My own daughter decided to leave ­university after the third month. She felt that the course she had chosen was not for her and that she wanted to go into the world of work, gain some real-life experience, then re-enter university having a ­better perspective on what she wanted to do. I thought this very mature and ­supported her in her decision. Uni is not the be all and end all and is certainly not for everyone right out of school.

Having made the decision to hit the jobs market, my daughter quickly secured a contract with a national jeweller. She got an eight-hour contract and was full of enthusiasm in her new role. In fact, she was top of the monthly sales charts for months. But, despite enjoying her new role and showing keenness to progress and up-sell, she was, and is, permanently skint. On a monthly basis she brings in about £500, which just about clears her running costs. She bought a second hand car on credit so she could be mobile and move about stores as and when needed. She got the cheapest insurance a 20-year-old can get at £80 a month and she pays a small amount of “dig money” to show willing. Add all of this together and she is left with pennies.

So what now? Bank of mum and dad? Wonga? Some other loan company?
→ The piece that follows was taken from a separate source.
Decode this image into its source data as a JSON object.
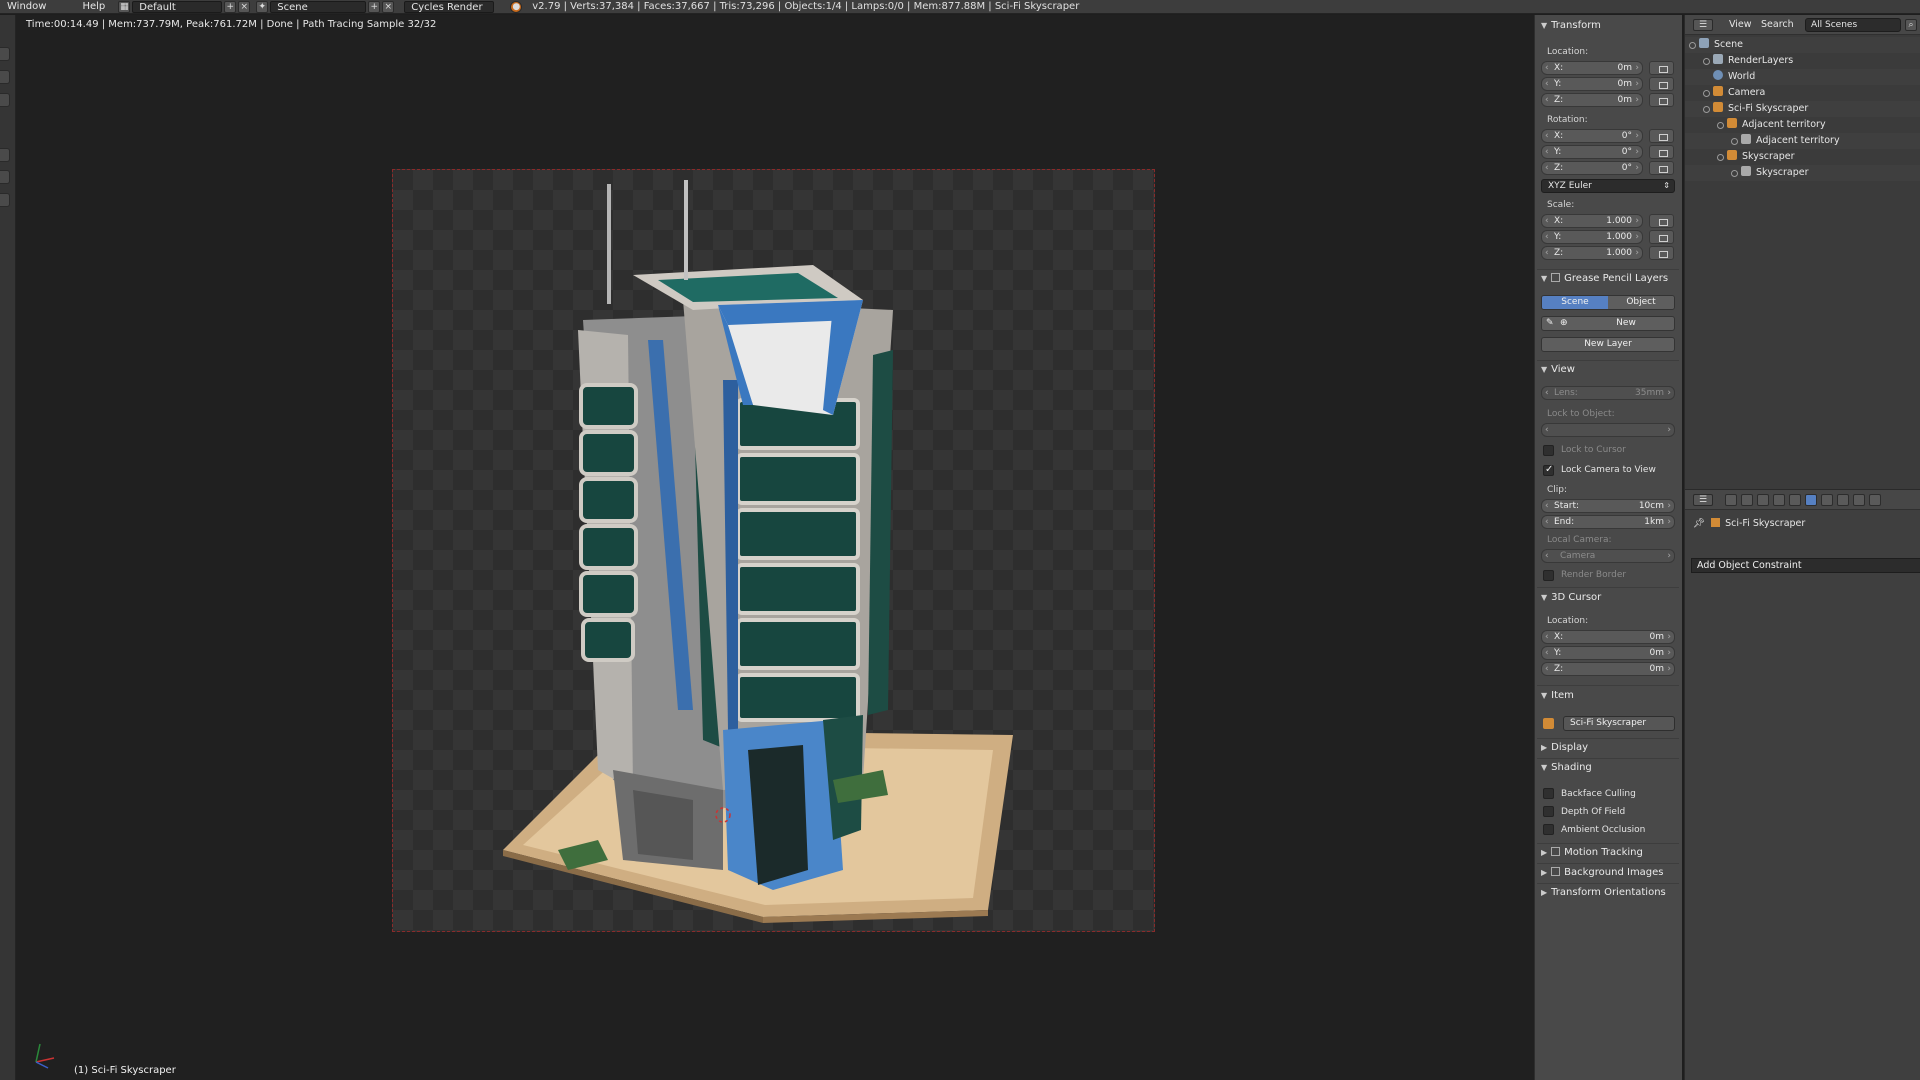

So many of our young people today are in this situation. The are securing only enough hours to get by from week to week. And I’m torn on what to do… do I bridge the gap with a loan each month? Do I simply support her with a hand-out? Or do I tell her to try even harder and get a paper round before her work starts and then a bar job in the evenings?

My daughter is lucky in that she will not be evicted for not paying her rent. But for many, the need to turn to companies like Wonga is a reality and a necessity. Wonga may go down the tubes without its own payday loan, but the need to support those on minimum contracts remains. So, some other business model will fill the gap. But, this is just a sticking plaster on the minimum wage generation that makes the bank of mum and dad, where available, even more relevant and needed.

Wonga addressed a need. The need is still there. But can we find a better and fair way to nudge along those who are caught in the chasm of zero hours and minimum wage?

Jim Duffy MBE, Create Special.